Adding references to .NET libraries from memory stream

If you are planning to embed all your .NET code in single JAR file either for simplifying deployment procedures, hiding the unnecessery complexity from the user or because your project is Java applet, you can use the possibility of adding references to .NET libraries using memory stream.

To add reference using memory stream call the Javonet.addReference(“dll name”, dll_byte_array); method. Javonet still requires to provide the DLL name for caching and listing purposes. The name can be either full name with “.dll” extension or just the DLL name or easy to understand alias. The second argument is the DLL byte array. You need to load your .NET DLL from embeded resource in your JAR file, from disk or other location into the byte array and pass that array as argument to this method.

If your DLL has dependency reference to other DLL you should load all the dependencies and target library using addReference before starting any operations on the types stored in those libraries. Javonet will automatically resolve the dependant types from DLLs provided.

You can pass both byte[] or boxed Byte[] however Byte[] is preferred. In case of passing unboxed byte[] array Javonet will perform the boxing internally before passing the array to .NET.

See the example below how you can add reference to .NET library using byte array.

     Path path = Paths.get("Javonet.ValueTypesSample.dll");
     byte[] data = Files.readAllBytes(path);

To completely hide the .NET DLLs from end-user you can embed them in your JAR file and load using InputStreams. Example below shows how to convert JAR file embedded resource into byte array and pass to addReference method:

	public static void main(String[] args) throws JavonetException, IOException {
		Javonet.activate("", "your-javonet-license-key", JavonetFramework.v45);

	private static void AddEmbeddedDllReference(String fileName) throws IOException, JavonetException{
		ClassLoader classLoader = Thread.currentThread().getContextClassLoader();
		InputStream input = classLoader.getResourceAsStream(fileName);
		byte[] dllBytes = IOUtils.toByteArray(input);
Adding references to .NET libraries through an XML configuration file

There are many benefits to setting up javOnet using an XML configuration file.
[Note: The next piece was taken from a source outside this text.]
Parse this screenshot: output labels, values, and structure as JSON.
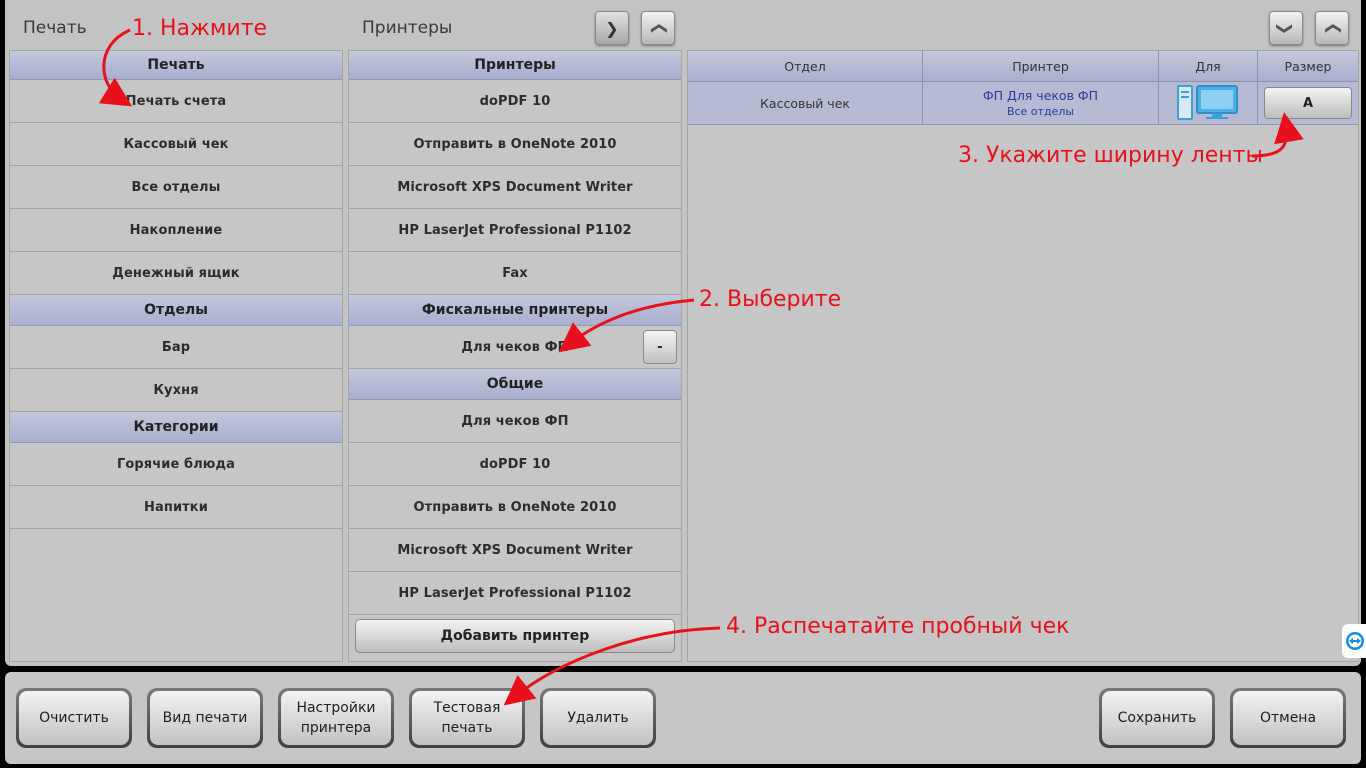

It simplifies distribution of your application to your team, lets you update the javOnet references more quickly, and avoids hardcoded referenced DLLs details.

Before the first usage Javonet looks for XML configuration file and loads defined references. Using XML references you can still add additional libraries in Java code using standard approach.

More about using XML configuration file you will find in Activating Javonet section.

Sample javOnet XML configuration file with DLLs references

<?xml version="1.0" encoding="ISO-8859-1" ?>
    <username>YOUR NAME</username>